On Saturday The New York Times reported that Microsoft altered its privacy rules. Buried within the story was the real crime, and the real reason Microsoft altered its policies: arbitration. As noted by the Times, “Microsoft, officials were focused not on whether the policy changes affected privacy but rather on a different change, one that limits the ability of Microsoft customers to sue the company, including in a class action, over its products. The new agreement requires the use of binding arbitration.”

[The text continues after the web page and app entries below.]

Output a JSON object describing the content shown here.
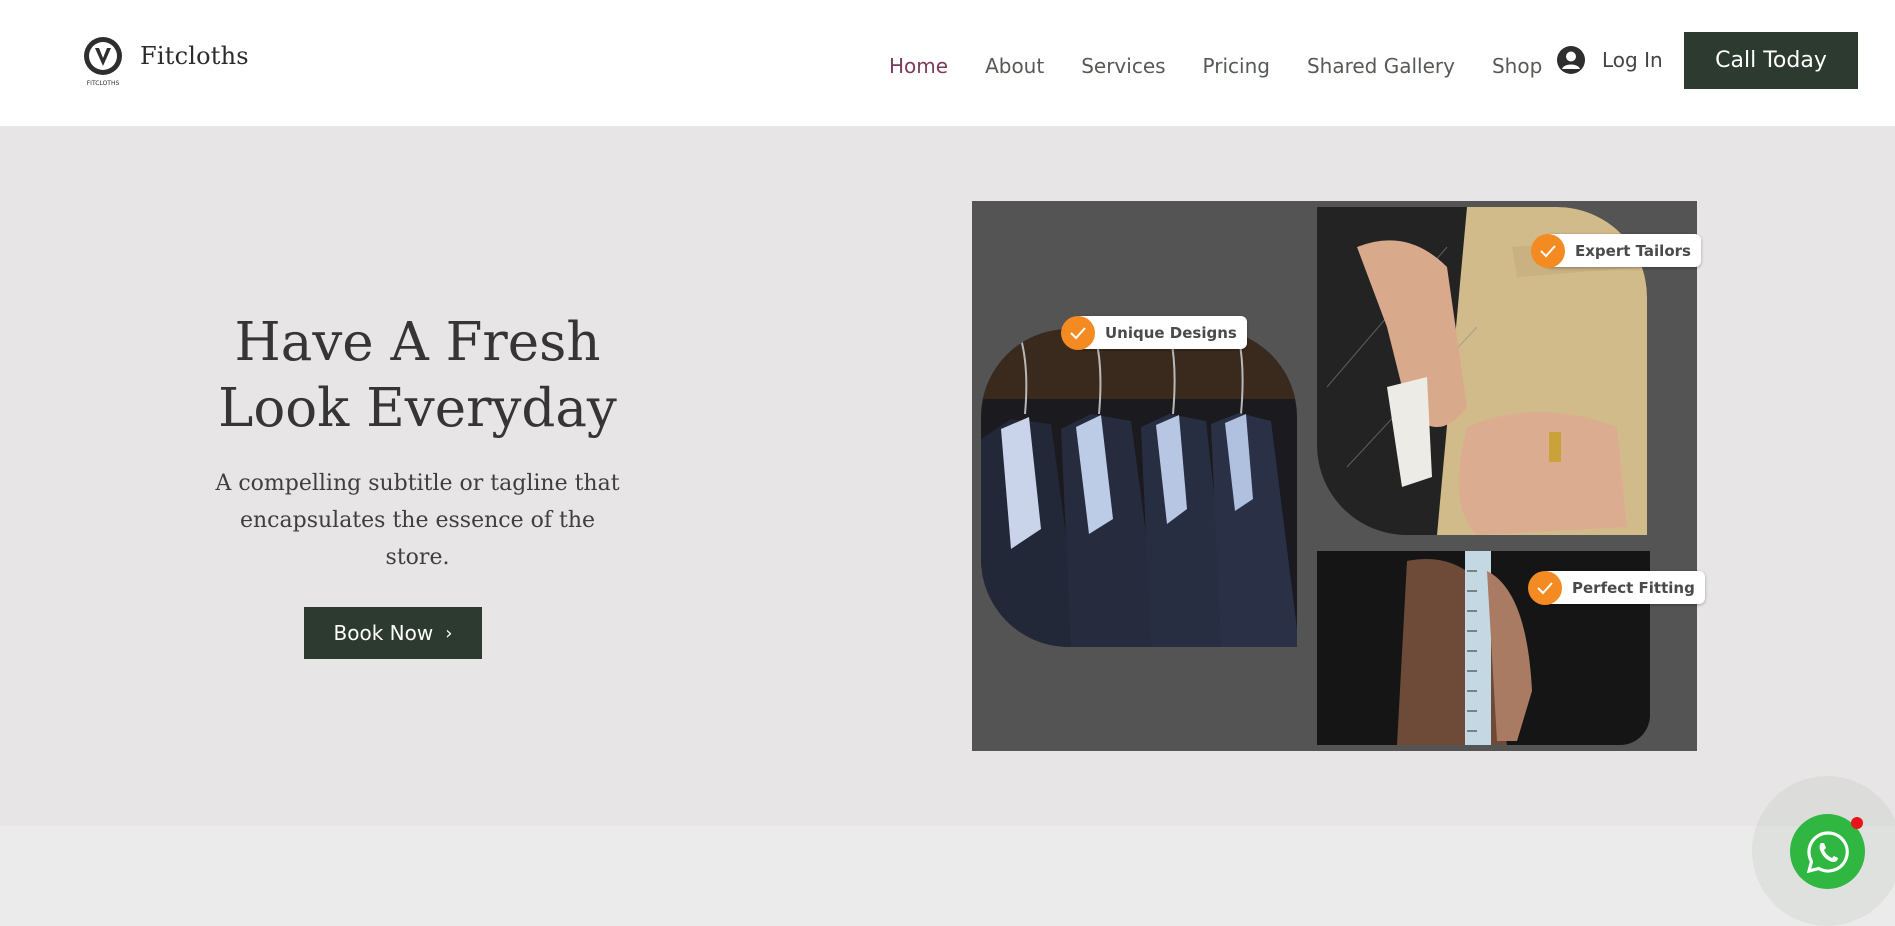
{
  "header": {
    "brand": "Fitcloths",
    "logo_text": "FITCLOTHS",
    "nav": [
      {
        "label": "Home",
        "active": true
      },
      {
        "label": "About",
        "active": false
      },
      {
        "label": "Services",
        "active": false
      },
      {
        "label": "Pricing",
        "active": false
      },
      {
        "label": "Shared Gallery",
        "active": false
      },
      {
        "label": "Shop",
        "active": false
      }
    ],
    "login_label": "Log In",
    "cta_label": "Call Today"
  },
  "hero": {
    "headline": "Have A Fresh Look Everyday",
    "tagline": "A compelling subtitle or tagline that encapsulates the essence of the store.",
    "book_label": "Book Now"
  },
  "gallery": {
    "badges": [
      "Unique Designs",
      "Expert Tailors",
      "Perfect Fitting"
    ]
  },
  "colors": {
    "accent_dark_green": "#2c3a2f",
    "active_nav": "#7a3b5c",
    "badge_orange": "#f38a22",
    "whatsapp_green": "#2fb742"
  },
  "icons": {
    "user": "user-circle-icon",
    "whatsapp": "whatsapp-icon",
    "check": "check-icon",
    "chevron": "chevron-right-icon"
  }
}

Microsoft has its eye on the ball. The simple fact is that whatever the privacy rules may portend, they don’t actually matter. Arbitration, and class action bans, strip users of any rights they may have. If Microsoft violates any privacy law, arbitration effectively denies any remedy.  A right without a remedy, is no right at all.  Arbitration makes sure you have none.